SOURCE MATERIAL -
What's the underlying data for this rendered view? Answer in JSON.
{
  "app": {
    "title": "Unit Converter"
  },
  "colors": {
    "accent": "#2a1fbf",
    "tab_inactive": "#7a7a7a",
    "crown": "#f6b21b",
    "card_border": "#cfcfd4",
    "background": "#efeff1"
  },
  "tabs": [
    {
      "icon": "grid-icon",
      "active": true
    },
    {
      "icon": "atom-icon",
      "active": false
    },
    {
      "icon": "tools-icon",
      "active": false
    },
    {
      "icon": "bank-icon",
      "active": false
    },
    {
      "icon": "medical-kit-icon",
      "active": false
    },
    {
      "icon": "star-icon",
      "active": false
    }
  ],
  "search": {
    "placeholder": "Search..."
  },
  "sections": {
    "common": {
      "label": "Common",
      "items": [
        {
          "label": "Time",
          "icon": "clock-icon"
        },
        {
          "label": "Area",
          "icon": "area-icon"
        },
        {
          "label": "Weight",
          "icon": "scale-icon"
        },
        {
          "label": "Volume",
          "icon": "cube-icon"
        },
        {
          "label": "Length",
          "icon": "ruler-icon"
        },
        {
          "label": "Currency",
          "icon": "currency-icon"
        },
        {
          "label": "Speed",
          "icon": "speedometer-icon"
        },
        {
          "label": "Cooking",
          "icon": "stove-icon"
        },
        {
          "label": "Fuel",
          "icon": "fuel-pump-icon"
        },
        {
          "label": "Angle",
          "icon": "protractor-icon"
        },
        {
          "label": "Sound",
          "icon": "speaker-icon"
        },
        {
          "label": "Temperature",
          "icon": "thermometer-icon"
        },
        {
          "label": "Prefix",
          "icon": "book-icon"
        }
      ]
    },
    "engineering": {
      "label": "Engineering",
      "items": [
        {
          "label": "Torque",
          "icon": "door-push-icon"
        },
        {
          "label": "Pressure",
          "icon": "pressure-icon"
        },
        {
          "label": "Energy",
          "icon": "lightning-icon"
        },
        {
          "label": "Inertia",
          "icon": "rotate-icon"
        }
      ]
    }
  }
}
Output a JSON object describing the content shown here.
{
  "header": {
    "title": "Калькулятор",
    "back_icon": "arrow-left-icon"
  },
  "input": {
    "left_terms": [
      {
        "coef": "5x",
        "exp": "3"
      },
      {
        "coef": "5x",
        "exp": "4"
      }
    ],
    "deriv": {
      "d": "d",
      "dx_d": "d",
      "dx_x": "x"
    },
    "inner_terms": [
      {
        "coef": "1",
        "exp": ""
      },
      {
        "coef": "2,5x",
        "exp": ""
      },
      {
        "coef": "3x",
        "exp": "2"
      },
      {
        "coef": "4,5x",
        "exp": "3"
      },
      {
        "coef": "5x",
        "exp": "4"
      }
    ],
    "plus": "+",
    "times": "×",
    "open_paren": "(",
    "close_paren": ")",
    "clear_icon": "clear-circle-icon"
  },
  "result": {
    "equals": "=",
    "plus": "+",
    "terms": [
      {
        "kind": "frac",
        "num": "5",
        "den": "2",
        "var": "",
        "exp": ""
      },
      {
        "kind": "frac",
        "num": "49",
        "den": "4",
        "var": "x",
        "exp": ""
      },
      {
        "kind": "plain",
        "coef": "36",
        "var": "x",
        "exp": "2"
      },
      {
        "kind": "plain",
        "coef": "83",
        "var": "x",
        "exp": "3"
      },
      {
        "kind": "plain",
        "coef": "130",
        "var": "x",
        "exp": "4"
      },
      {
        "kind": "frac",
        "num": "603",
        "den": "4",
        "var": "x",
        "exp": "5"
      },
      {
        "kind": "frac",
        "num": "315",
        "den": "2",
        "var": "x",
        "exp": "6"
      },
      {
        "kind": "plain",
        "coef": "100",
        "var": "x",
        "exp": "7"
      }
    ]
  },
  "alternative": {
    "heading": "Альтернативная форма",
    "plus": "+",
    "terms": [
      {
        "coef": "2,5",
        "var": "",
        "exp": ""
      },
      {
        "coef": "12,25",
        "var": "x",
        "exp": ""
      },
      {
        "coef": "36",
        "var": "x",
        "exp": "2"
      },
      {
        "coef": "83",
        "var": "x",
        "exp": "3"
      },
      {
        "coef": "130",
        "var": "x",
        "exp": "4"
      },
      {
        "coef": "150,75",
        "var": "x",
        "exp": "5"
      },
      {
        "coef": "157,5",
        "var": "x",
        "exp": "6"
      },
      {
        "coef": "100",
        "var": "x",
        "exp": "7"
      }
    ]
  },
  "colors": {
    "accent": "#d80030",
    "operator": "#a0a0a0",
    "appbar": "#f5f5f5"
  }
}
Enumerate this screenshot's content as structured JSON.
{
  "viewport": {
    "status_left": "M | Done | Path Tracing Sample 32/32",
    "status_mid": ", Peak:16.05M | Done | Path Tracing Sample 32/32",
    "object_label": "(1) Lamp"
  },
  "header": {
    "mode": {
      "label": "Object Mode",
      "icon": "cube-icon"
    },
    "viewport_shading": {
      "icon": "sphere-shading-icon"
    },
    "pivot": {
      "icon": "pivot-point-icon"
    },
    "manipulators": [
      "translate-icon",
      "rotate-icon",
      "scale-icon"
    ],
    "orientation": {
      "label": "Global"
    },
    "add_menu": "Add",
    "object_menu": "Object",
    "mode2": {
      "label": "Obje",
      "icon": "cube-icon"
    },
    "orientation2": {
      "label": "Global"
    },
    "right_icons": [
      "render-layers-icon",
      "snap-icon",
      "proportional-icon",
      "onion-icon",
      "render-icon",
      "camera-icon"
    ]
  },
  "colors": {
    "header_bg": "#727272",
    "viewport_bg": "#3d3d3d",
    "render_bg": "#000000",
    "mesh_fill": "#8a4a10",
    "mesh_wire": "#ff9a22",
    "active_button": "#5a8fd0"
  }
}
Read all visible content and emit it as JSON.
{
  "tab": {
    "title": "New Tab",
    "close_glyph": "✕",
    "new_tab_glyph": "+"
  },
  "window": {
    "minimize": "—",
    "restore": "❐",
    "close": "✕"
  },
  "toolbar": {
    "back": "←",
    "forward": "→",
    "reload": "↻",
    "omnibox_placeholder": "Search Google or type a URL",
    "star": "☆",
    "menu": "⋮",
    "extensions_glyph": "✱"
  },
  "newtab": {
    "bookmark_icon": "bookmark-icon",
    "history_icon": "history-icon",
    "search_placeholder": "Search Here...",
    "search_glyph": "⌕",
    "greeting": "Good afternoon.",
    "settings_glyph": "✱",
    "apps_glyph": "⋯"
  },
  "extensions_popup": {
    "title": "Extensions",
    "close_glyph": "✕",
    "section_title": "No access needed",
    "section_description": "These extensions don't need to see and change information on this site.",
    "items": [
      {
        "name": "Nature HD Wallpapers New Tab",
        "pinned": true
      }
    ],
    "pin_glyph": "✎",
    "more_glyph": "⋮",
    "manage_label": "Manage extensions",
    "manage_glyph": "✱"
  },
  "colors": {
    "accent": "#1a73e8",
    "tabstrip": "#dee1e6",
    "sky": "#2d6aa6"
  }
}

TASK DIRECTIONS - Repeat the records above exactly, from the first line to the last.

THE COMPLETED TASK -
What's the underlying data for this rendered view? Answer in JSON.
{
  "app": {
    "title": "Unit Converter"
  },
  "colors": {
    "accent": "#2a1fbf",
    "tab_inactive": "#7a7a7a",
    "crown": "#f6b21b",
    "card_border": "#cfcfd4",
    "background": "#efeff1"
  },
  "tabs": [
    {
      "icon": "grid-icon",
      "active": true
    },
    {
      "icon": "atom-icon",
      "active": false
    },
    {
      "icon": "tools-icon",
      "active": false
    },
    {
      "icon": "bank-icon",
      "active": false
    },
    {
      "icon": "medical-kit-icon",
      "active": false
    },
    {
      "icon": "star-icon",
      "active": false
    }
  ],
  "search": {
    "placeholder": "Search..."
  },
  "sections": {
    "common": {
      "label": "Common",
      "items": [
        {
          "label": "Time",
          "icon": "clock-icon"
        },
        {
          "label": "Area",
          "icon": "area-icon"
        },
        {
          "label": "Weight",
          "icon": "scale-icon"
        },
        {
          "label": "Volume",
          "icon": "cube-icon"
        },
        {
          "label": "Length",
          "icon": "ruler-icon"
        },
        {
          "label": "Currency",
          "icon": "currency-icon"
        },
        {
          "label": "Speed",
          "icon": "speedometer-icon"
        },
        {
          "label": "Cooking",
          "icon": "stove-icon"
        },
        {
          "label": "Fuel",
          "icon": "fuel-pump-icon"
        },
        {
          "label": "Angle",
          "icon": "protractor-icon"
        },
        {
          "label": "Sound",
          "icon": "speaker-icon"
        },
        {
          "label": "Temperature",
          "icon": "thermometer-icon"
        },
        {
          "label": "Prefix",
          "icon": "book-icon"
        }
      ]
    },
    "engineering": {
      "label": "Engineering",
      "items": [
        {
          "label": "Torque",
          "icon": "door-push-icon"
        },
        {
          "label": "Pressure",
          "icon": "pressure-icon"
        },
        {
          "label": "Energy",
          "icon": "lightning-icon"
        },
        {
          "label": "Inertia",
          "icon": "rotate-icon"
        }
      ]
    }
  }
}
Output a JSON object describing the content shown here.
{
  "header": {
    "title": "Калькулятор",
    "back_icon": "arrow-left-icon"
  },
  "input": {
    "left_terms": [
      {
        "coef": "5x",
        "exp": "3"
      },
      {
        "coef": "5x",
        "exp": "4"
      }
    ],
    "deriv": {
      "d": "d",
      "dx_d": "d",
      "dx_x": "x"
    },
    "inner_terms": [
      {
        "coef": "1",
        "exp": ""
      },
      {
        "coef": "2,5x",
        "exp": ""
      },
      {
        "coef": "3x",
        "exp": "2"
      },
      {
        "coef": "4,5x",
        "exp": "3"
      },
      {
        "coef": "5x",
        "exp": "4"
      }
    ],
    "plus": "+",
    "times": "×",
    "open_paren": "(",
    "close_paren": ")",
    "clear_icon": "clear-circle-icon"
  },
  "result": {
    "equals": "=",
    "plus": "+",
    "terms": [
      {
        "kind": "frac",
        "num": "5",
        "den": "2",
        "var": "",
        "exp": ""
      },
      {
        "kind": "frac",
        "num": "49",
        "den": "4",
        "var": "x",
        "exp": ""
      },
      {
        "kind": "plain",
        "coef": "36",
        "var": "x",
        "exp": "2"
      },
      {
        "kind": "plain",
        "coef": "83",
        "var": "x",
        "exp": "3"
      },
      {
        "kind": "plain",
        "coef": "130",
        "var": "x",
        "exp": "4"
      },
      {
        "kind": "frac",
        "num": "603",
        "den": "4",
        "var": "x",
        "exp": "5"
      },
      {
        "kind": "frac",
        "num": "315",
        "den": "2",
        "var": "x",
        "exp": "6"
      },
      {
        "kind": "plain",
        "coef": "100",
        "var": "x",
        "exp": "7"
      }
    ]
  },
  "alternative": {
    "heading": "Альтернативная форма",
    "plus": "+",
    "terms": [
      {
        "coef": "2,5",
        "var": "",
        "exp": ""
      },
      {
        "coef": "12,25",
        "var": "x",
        "exp": ""
      },
      {
        "coef": "36",
        "var": "x",
        "exp": "2"
      },
      {
        "coef": "83",
        "var": "x",
        "exp": "3"
      },
      {
        "coef": "130",
        "var": "x",
        "exp": "4"
      },
      {
        "coef": "150,75",
        "var": "x",
        "exp": "5"
      },
      {
        "coef": "157,5",
        "var": "x",
        "exp": "6"
      },
      {
        "coef": "100",
        "var": "x",
        "exp": "7"
      }
    ]
  },
  "colors": {
    "accent": "#d80030",
    "operator": "#a0a0a0",
    "appbar": "#f5f5f5"
  }
}
Enumerate this screenshot's content as structured JSON.
{
  "viewport": {
    "status_left": "M | Done | Path Tracing Sample 32/32",
    "status_mid": ", Peak:16.05M | Done | Path Tracing Sample 32/32",
    "object_label": "(1) Lamp"
  },
  "header": {
    "mode": {
      "label": "Object Mode",
      "icon": "cube-icon"
    },
    "viewport_shading": {
      "icon": "sphere-shading-icon"
    },
    "pivot": {
      "icon": "pivot-point-icon"
    },
    "manipulators": [
      "translate-icon",
      "rotate-icon",
      "scale-icon"
    ],
    "orientation": {
      "label": "Global"
    },
    "add_menu": "Add",
    "object_menu": "Object",
    "mode2": {
      "label": "Obje",
      "icon": "cube-icon"
    },
    "orientation2": {
      "label": "Global"
    },
    "right_icons": [
      "render-layers-icon",
      "snap-icon",
      "proportional-icon",
      "onion-icon",
      "render-icon",
      "camera-icon"
    ]
  },
  "colors": {
    "header_bg": "#727272",
    "viewport_bg": "#3d3d3d",
    "render_bg": "#000000",
    "mesh_fill": "#8a4a10",
    "mesh_wire": "#ff9a22",
    "active_button": "#5a8fd0"
  }
}
Read all visible content and emit it as JSON.
{
  "tab": {
    "title": "New Tab",
    "close_glyph": "✕",
    "new_tab_glyph": "+"
  },
  "window": {
    "minimize": "—",
    "restore": "❐",
    "close": "✕"
  },
  "toolbar": {
    "back": "←",
    "forward": "→",
    "reload": "↻",
    "omnibox_placeholder": "Search Google or type a URL",
    "star": "☆",
    "menu": "⋮",
    "extensions_glyph": "✱"
  },
  "newtab": {
    "bookmark_icon": "bookmark-icon",
    "history_icon": "history-icon",
    "search_placeholder": "Search Here...",
    "search_glyph": "⌕",
    "greeting": "Good afternoon.",
    "settings_glyph": "✱",
    "apps_glyph": "⋯"
  },
  "extensions_popup": {
    "title": "Extensions",
    "close_glyph": "✕",
    "section_title": "No access needed",
    "section_description": "These extensions don't need to see and change information on this site.",
    "items": [
      {
        "name": "Nature HD Wallpapers New Tab",
        "pinned": true
      }
    ],
    "pin_glyph": "✎",
    "more_glyph": "⋮",
    "manage_label": "Manage extensions",
    "manage_glyph": "✱"
  },
  "colors": {
    "accent": "#1a73e8",
    "tabstrip": "#dee1e6",
    "sky": "#2d6aa6"
  }
}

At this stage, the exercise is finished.